Mississippi Republican Sen. Thad Cochran, who chairs the powerful Appropriations Committee, will leave his seat effective April 1, citing his health issues, meaning both U.S. Senate seats in the state will be on the ballot this fall.
“I regret my health has become an ongoing challenge,” Cochran said in a statement. “I intend to fulfill my responsibilities and commitments to the people of Mississippi and the Senate through the completion of the 2018 appropriations cycle, after which I will formally retire from the U.S. Senate.”
Cochran’s announcement means Mississippi will now have two Senate seats up for grabs in November. It comes the week after conservative firebrand state Sen. Chris McDaniel — who unsuccessfully challenged Cochran in a 2014 primary — announced he’d take on Sen. Roger Wicker in this year’s GOP primary. Neither McDaniel nor a campaign aide immediately returned CNN calls and texts asking whether he will now shift to the race to replace Cochran.
Republican Gov. Phil Bryant will appoint a replacement for Cochran to hold the seat until a November special election. A Mississippi Republican operative said an early list of names to watch as potential Bryant appointees includes state House Speaker Philip Gunn, Lt. Gov. Tate Reeves, secretary of state Delbert Hosemann, state auditor Stacey Pickering and agriculture commissioner Cindy Hyde-Smith.
A unique quirk that brings the potential for chaos in that special election: That special election will be a “jungle” race in which the candidates appear on the ballot with no party affiliation listed. If no one tops 50 percent, the top two finishers would advance to a runoff.
The Clarion Ledger reported that Bryant isn’t interested in appointing himself to the seat, despite The Washington Post’s report that Senate Majority Leader Mitch McConnell and President Donald Trump have urged him to do so in the event that Cochran stepped down.
Cochran’s declining health
The 80-year-old’s health declined in the last few years and he is currently serving his seventh term in the Senate. He was absent from his duties in the Senate for a few weeks last fall with a urinary tract infection.

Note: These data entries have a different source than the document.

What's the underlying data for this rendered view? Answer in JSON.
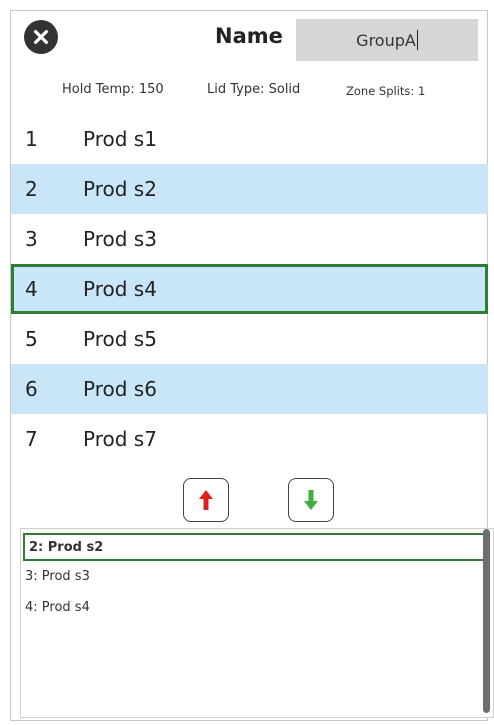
{
  "header": {
    "name_label": "Name",
    "name_value": "GroupA",
    "hold_temp": "Hold Temp: 150",
    "lid_type": "Lid Type: Solid",
    "zone_splits": "Zone Splits: 1"
  },
  "products": [
    {
      "num": "1",
      "label": "Prod s1"
    },
    {
      "num": "2",
      "label": "Prod s2"
    },
    {
      "num": "3",
      "label": "Prod s3"
    },
    {
      "num": "4",
      "label": "Prod s4"
    },
    {
      "num": "5",
      "label": "Prod s5"
    },
    {
      "num": "6",
      "label": "Prod s6"
    },
    {
      "num": "7",
      "label": "Prod s7"
    }
  ],
  "selected_row": "4",
  "sequence": [
    "2: Prod s2",
    "3: Prod s3",
    "4: Prod s4"
  ],
  "icons": {
    "close": "close-icon",
    "up": "arrow-up-icon",
    "down": "arrow-down-icon"
  },
  "colors": {
    "highlight": "#c8e6f7",
    "selection_border": "#2e7d32",
    "up_arrow": "#e02020",
    "down_arrow": "#3fae3f",
    "name_field_bg": "#d6d6d6"
  }
}
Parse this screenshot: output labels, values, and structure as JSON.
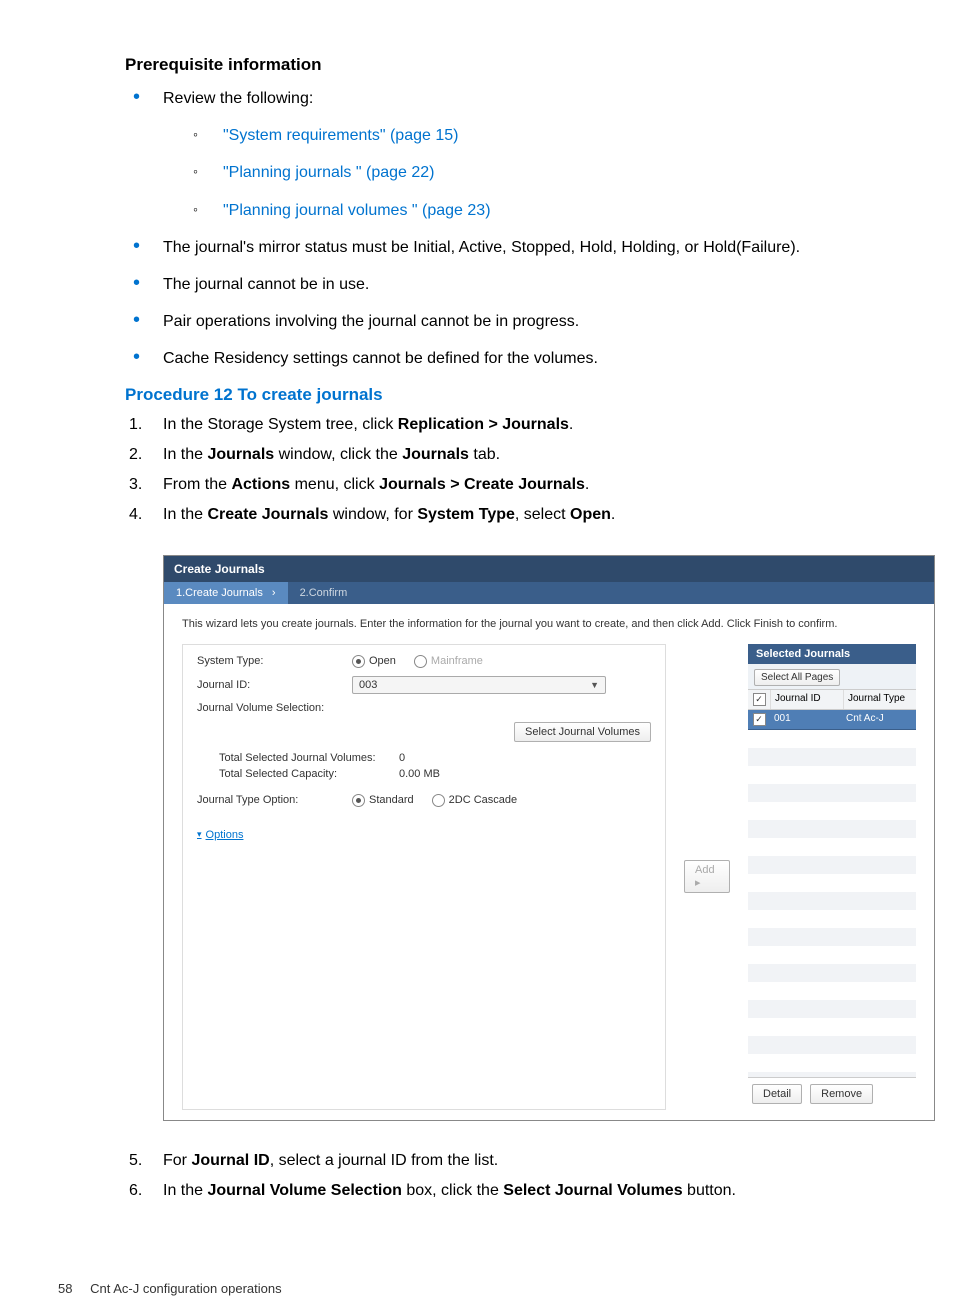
{
  "heading_prereq": "Prerequisite information",
  "bullets": {
    "review": "Review the following:",
    "sub1": "\"System requirements\" (page 15)",
    "sub2": "\"Planning journals \" (page 22)",
    "sub3": "\"Planning journal volumes \" (page 23)",
    "b2": "The journal's mirror status must be Initial, Active, Stopped, Hold, Holding, or Hold(Failure).",
    "b3": "The journal cannot be in use.",
    "b4": "Pair operations involving the journal cannot be in progress.",
    "b5": "Cache Residency settings cannot be defined for the volumes."
  },
  "proc_heading": "Procedure 12 To create journals",
  "steps": {
    "s1a": "In the Storage System tree, click ",
    "s1b": "Replication > Journals",
    "s1c": ".",
    "s2a": "In the ",
    "s2b": "Journals",
    "s2c": " window, click the ",
    "s2d": "Journals",
    "s2e": " tab.",
    "s3a": "From the ",
    "s3b": "Actions",
    "s3c": " menu, click ",
    "s3d": "Journals > Create Journals",
    "s3e": ".",
    "s4a": "In the ",
    "s4b": "Create Journals",
    "s4c": " window, for ",
    "s4d": "System Type",
    "s4e": ", select ",
    "s4f": "Open",
    "s4g": ".",
    "s5a": "For ",
    "s5b": "Journal ID",
    "s5c": ", select a journal ID from the list.",
    "s6a": "In the ",
    "s6b": "Journal Volume Selection",
    "s6c": " box, click the ",
    "s6d": "Select Journal Volumes",
    "s6e": " button."
  },
  "shot": {
    "title": "Create Journals",
    "tab1": "1.Create Journals",
    "tab2": "2.Confirm",
    "instr": "This wizard lets you create journals. Enter the information for the journal you want to create, and then click Add. Click Finish to confirm.",
    "system_type_label": "System Type:",
    "open": "Open",
    "mainframe": "Mainframe",
    "journal_id_label": "Journal ID:",
    "journal_id_value": "003",
    "jvs_label": "Journal Volume Selection:",
    "select_jv_btn": "Select Journal Volumes",
    "total_vols_label": "Total Selected Journal Volumes:",
    "total_vols_value": "0",
    "total_cap_label": "Total Selected Capacity:",
    "total_cap_value": "0.00 MB",
    "jto_label": "Journal Type Option:",
    "standard": "Standard",
    "cascade": "2DC Cascade",
    "options_link": "Options",
    "add_btn": "Add ▸",
    "sel_header": "Selected Journals",
    "select_all": "Select All Pages",
    "col_id": "Journal ID",
    "col_type": "Journal Type",
    "row_id": "001",
    "row_type": "Cnt Ac-J",
    "detail_btn": "Detail",
    "remove_btn": "Remove"
  },
  "footer": {
    "page": "58",
    "title": "Cnt Ac-J configuration operations"
  }
}
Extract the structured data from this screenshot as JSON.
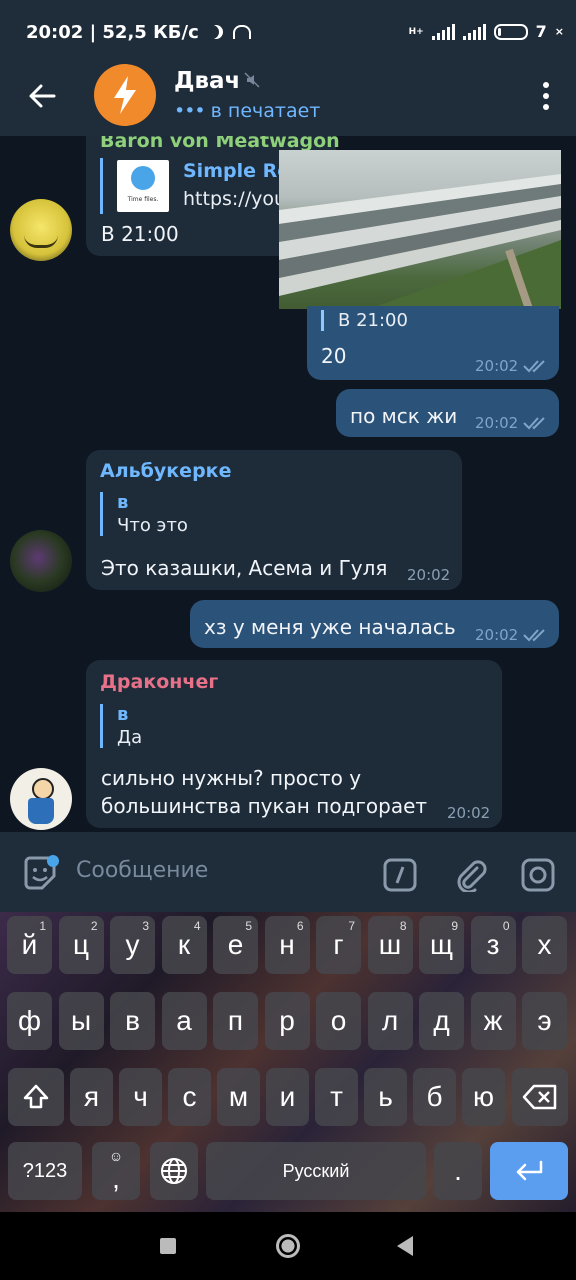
{
  "status": {
    "time": "20:02",
    "speed": "52,5 КБ/с",
    "net_badge": "H+",
    "battery": "7"
  },
  "header": {
    "title": "Двач",
    "status": "в печатает"
  },
  "messages": {
    "m1": {
      "sender": "Baron von Meatwagon",
      "link_title": "Simple Ros",
      "link_url": "https://you",
      "thumb_text": "Time files.",
      "text": "В 21:00"
    },
    "m2": {
      "reply_text": "В 21:00",
      "text": "20",
      "time": "20:02"
    },
    "m3": {
      "text": "по мск жи",
      "time": "20:02"
    },
    "m4": {
      "sender": "Альбукерке",
      "reply_name": "в",
      "reply_text": "Что это",
      "text": "Это казашки, Асема и Гуля",
      "time": "20:02"
    },
    "m5": {
      "text": "хз у меня уже началась",
      "time": "20:02"
    },
    "m6": {
      "sender": "Дракончег",
      "reply_name": "в",
      "reply_text": "Да",
      "text_line1": "сильно нужны? просто у",
      "text_line2": "большинства пукан подгорает",
      "time": "20:02"
    }
  },
  "input": {
    "placeholder": "Сообщение"
  },
  "keyboard": {
    "row1": [
      {
        "k": "й",
        "n": "1"
      },
      {
        "k": "ц",
        "n": "2"
      },
      {
        "k": "у",
        "n": "3"
      },
      {
        "k": "к",
        "n": "4"
      },
      {
        "k": "е",
        "n": "5"
      },
      {
        "k": "н",
        "n": "6"
      },
      {
        "k": "г",
        "n": "7"
      },
      {
        "k": "ш",
        "n": "8"
      },
      {
        "k": "щ",
        "n": "9"
      },
      {
        "k": "з",
        "n": "0"
      },
      {
        "k": "х",
        "n": ""
      }
    ],
    "row2": [
      "ф",
      "ы",
      "в",
      "а",
      "п",
      "р",
      "о",
      "л",
      "д",
      "ж",
      "э"
    ],
    "row3": [
      "я",
      "ч",
      "с",
      "м",
      "и",
      "т",
      "ь",
      "б",
      "ю"
    ],
    "sym": "?123",
    "comma": ",",
    "space": "Русский",
    "period": "."
  },
  "colors": {
    "accent": "#6fb8ff",
    "in_bubble": "#1e2c3a",
    "out_bubble": "#2b5278",
    "sender_green": "#8fd17a",
    "sender_blue": "#6fb8ff",
    "sender_red": "#e8718a"
  }
}
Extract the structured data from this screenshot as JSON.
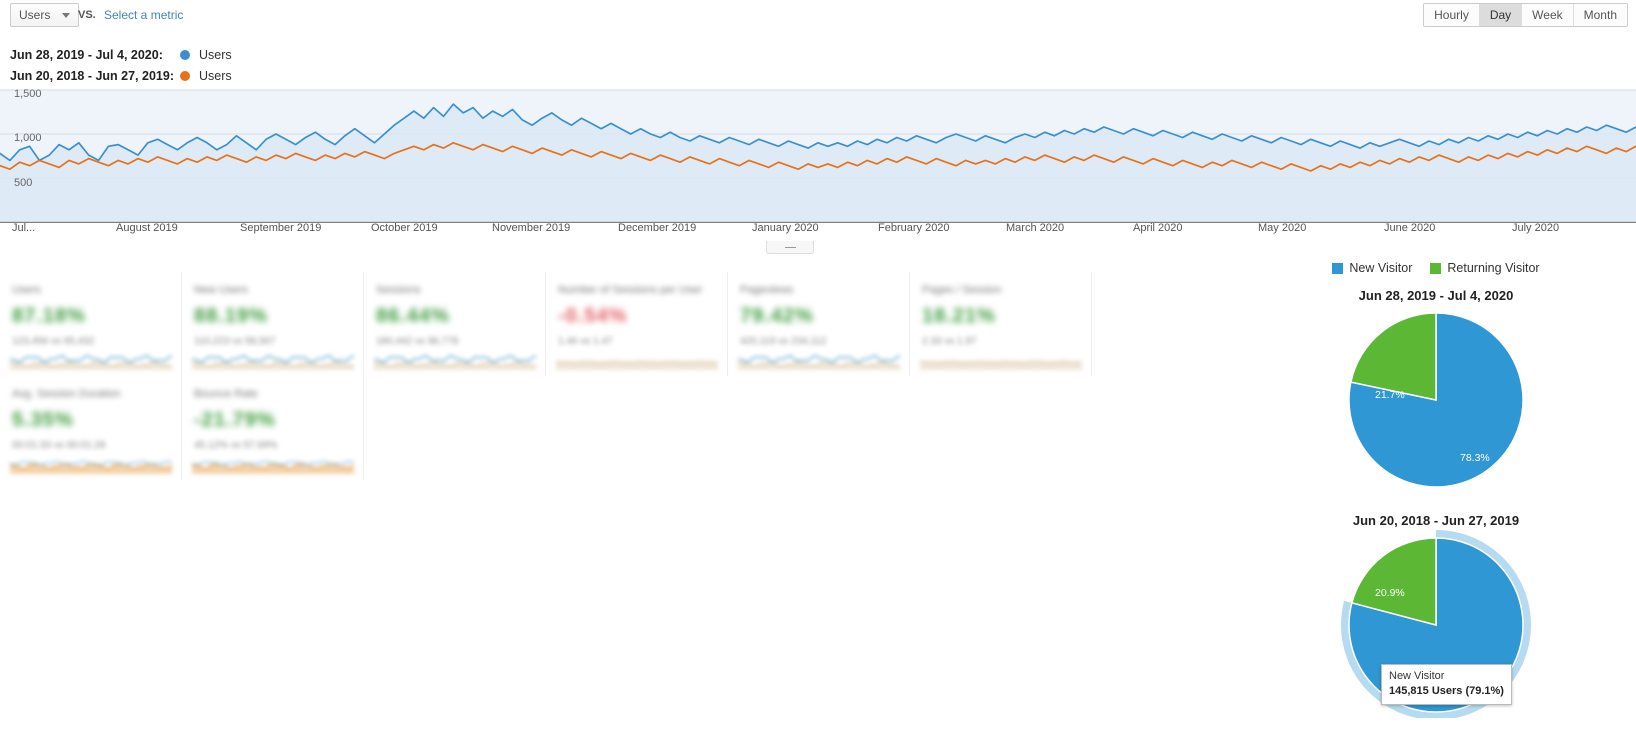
{
  "toolbar": {
    "metric_selected": "Users",
    "vs_label": "VS.",
    "select_metric_link": "Select a metric",
    "granularity": [
      {
        "label": "Hourly",
        "selected": false
      },
      {
        "label": "Day",
        "selected": true
      },
      {
        "label": "Week",
        "selected": false
      },
      {
        "label": "Month",
        "selected": false
      }
    ]
  },
  "legend": [
    {
      "date_range": "Jun 28, 2019 - Jul 4, 2020:",
      "metric": "Users",
      "color": "#3b8fd1"
    },
    {
      "date_range": "Jun 20, 2018 - Jun 27, 2019:",
      "metric": "Users",
      "color": "#e8711a"
    }
  ],
  "colors": {
    "series_primary": "#3b8fd1",
    "series_secondary": "#e8711a",
    "pie_new": "#2e97d4",
    "pie_returning": "#5cb735",
    "link": "#4285b4",
    "positive": "#3c9a3c",
    "negative": "#e05c63"
  },
  "chart_data": {
    "type": "line",
    "title": "",
    "xlabel": "",
    "ylabel": "Users",
    "ylim": [
      0,
      1500
    ],
    "yticks": [
      "500",
      "1,000",
      "1,500"
    ],
    "grid": true,
    "legend_position": "top-left",
    "x_tick_labels": [
      "Jul...",
      "August 2019",
      "September 2019",
      "October 2019",
      "November 2019",
      "December 2019",
      "January 2020",
      "February 2020",
      "March 2020",
      "April 2020",
      "May 2020",
      "June 2020",
      "July 2020"
    ],
    "series": [
      {
        "name": "Users",
        "range": "Jun 28, 2019 - Jul 4, 2020",
        "color": "#3b8fd1",
        "filled": true,
        "values": [
          780,
          700,
          820,
          860,
          700,
          760,
          880,
          820,
          900,
          760,
          700,
          860,
          880,
          820,
          760,
          900,
          940,
          880,
          820,
          900,
          960,
          900,
          820,
          880,
          980,
          900,
          820,
          940,
          1000,
          940,
          880,
          960,
          1020,
          940,
          880,
          980,
          1060,
          980,
          900,
          1000,
          1100,
          1180,
          1260,
          1180,
          1300,
          1200,
          1340,
          1240,
          1300,
          1180,
          1260,
          1200,
          1280,
          1160,
          1100,
          1180,
          1240,
          1160,
          1100,
          1180,
          1120,
          1060,
          1120,
          1060,
          1000,
          1060,
          1000,
          960,
          1020,
          960,
          920,
          980,
          940,
          900,
          960,
          920,
          880,
          940,
          900,
          860,
          920,
          880,
          840,
          900,
          860,
          900,
          860,
          920,
          880,
          940,
          900,
          960,
          920,
          980,
          940,
          900,
          960,
          1000,
          960,
          920,
          980,
          940,
          900,
          960,
          1000,
          960,
          1020,
          980,
          1040,
          1000,
          1060,
          1020,
          1080,
          1040,
          1000,
          1060,
          1020,
          980,
          1040,
          1000,
          960,
          1020,
          980,
          940,
          1000,
          960,
          920,
          980,
          940,
          900,
          960,
          920,
          880,
          940,
          900,
          860,
          920,
          880,
          840,
          900,
          860,
          900,
          940,
          900,
          860,
          920,
          880,
          940,
          900,
          960,
          920,
          980,
          940,
          1000,
          960,
          1020,
          980,
          1040,
          1000,
          1060,
          1020,
          1080,
          1040,
          1100,
          1060,
          1020,
          1080
        ]
      },
      {
        "name": "Users",
        "range": "Jun 20, 2018 - Jun 27, 2019",
        "color": "#e8711a",
        "filled": false,
        "values": [
          640,
          600,
          680,
          640,
          700,
          660,
          620,
          700,
          660,
          720,
          680,
          640,
          700,
          660,
          720,
          680,
          740,
          700,
          660,
          720,
          680,
          740,
          700,
          760,
          720,
          680,
          740,
          700,
          760,
          720,
          780,
          740,
          700,
          760,
          720,
          780,
          740,
          800,
          760,
          720,
          780,
          820,
          860,
          820,
          880,
          840,
          900,
          860,
          820,
          880,
          840,
          800,
          860,
          820,
          780,
          840,
          800,
          760,
          820,
          780,
          740,
          800,
          760,
          720,
          780,
          740,
          700,
          760,
          720,
          680,
          740,
          700,
          660,
          720,
          680,
          640,
          700,
          660,
          620,
          680,
          640,
          600,
          660,
          620,
          660,
          620,
          680,
          640,
          700,
          660,
          720,
          680,
          740,
          700,
          660,
          720,
          680,
          640,
          700,
          660,
          700,
          660,
          720,
          680,
          740,
          700,
          760,
          720,
          680,
          740,
          700,
          760,
          720,
          680,
          740,
          700,
          660,
          720,
          680,
          640,
          700,
          660,
          620,
          680,
          640,
          700,
          660,
          620,
          680,
          640,
          600,
          660,
          620,
          580,
          640,
          600,
          660,
          620,
          680,
          640,
          700,
          660,
          720,
          680,
          740,
          700,
          760,
          720,
          680,
          740,
          700,
          760,
          720,
          780,
          740,
          800,
          760,
          820,
          780,
          840,
          800,
          860,
          820,
          780,
          840,
          800,
          860
        ]
      }
    ]
  },
  "cards": {
    "row1": [
      {
        "title": "Users",
        "value": "87.18%",
        "direction": "up",
        "sub": "123,456 vs 65,432",
        "spark": "mixed"
      },
      {
        "title": "New Users",
        "value": "88.19%",
        "direction": "up",
        "sub": "110,223 vs 58,567",
        "spark": "mixed"
      },
      {
        "title": "Sessions",
        "value": "86.44%",
        "direction": "up",
        "sub": "180,442 vs 96,778",
        "spark": "mixed"
      },
      {
        "title": "Number of Sessions per User",
        "value": "-0.54%",
        "direction": "down",
        "sub": "1.46 vs 1.47",
        "spark": "flat"
      },
      {
        "title": "Pageviews",
        "value": "79.42%",
        "direction": "up",
        "sub": "420,119 vs 234,112",
        "spark": "mixed"
      },
      {
        "title": "Pages / Session",
        "value": "18.21%",
        "direction": "up",
        "sub": "2.33 vs 1.97",
        "spark": "flat"
      }
    ],
    "row2": [
      {
        "title": "Avg. Session Duration",
        "value": "5.35%",
        "direction": "up",
        "sub": "00:01:33 vs 00:01:28",
        "spark": "orange"
      },
      {
        "title": "Bounce Rate",
        "value": "-21.79%",
        "direction": "up",
        "sub": "45.12% vs 57.69%",
        "spark": "orange"
      }
    ]
  },
  "pies": {
    "legend": [
      {
        "label": "New Visitor",
        "color": "#2e97d4"
      },
      {
        "label": "Returning Visitor",
        "color": "#5cb735"
      }
    ],
    "charts": [
      {
        "title": "Jun 28, 2019 - Jul 4, 2020",
        "slices": [
          {
            "name": "New Visitor",
            "percent": 78.3,
            "label": "78.3%",
            "color": "#2e97d4"
          },
          {
            "name": "Returning Visitor",
            "percent": 21.7,
            "label": "21.7%",
            "color": "#5cb735"
          }
        ]
      },
      {
        "title": "Jun 20, 2018 - Jun 27, 2019",
        "slices": [
          {
            "name": "New Visitor",
            "percent": 79.1,
            "label": "79.1%",
            "color": "#2e97d4",
            "highlighted": true
          },
          {
            "name": "Returning Visitor",
            "percent": 20.9,
            "label": "20.9%",
            "color": "#5cb735"
          }
        ],
        "tooltip": {
          "name": "New Visitor",
          "value": "145,815 Users (79.1%)"
        }
      }
    ]
  }
}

Longtime Senate aides, who observed Cochran regularly, noted privately that the senator seemed to have slowed down mentally in recent years but they acknowledge it’s difficult to tell to what degree.
Cochran is the 10th longest-serving senator in history. In 1972, Cochran was elected into Congress and served until 1978, when he was elected into the Senate. He was the first Republican in more than 100 years to win a statewide election in Mississippi.
“I’ve done my best to make decisions in the best interests of our nation, and my beloved state,” Cochran said in his statement Monday. “My top concern has always been my constituents in Mississippi. My hope is by making this announcement now, a smooth transition can be ensured so their voice will continue to be heard in Washington, D.C.”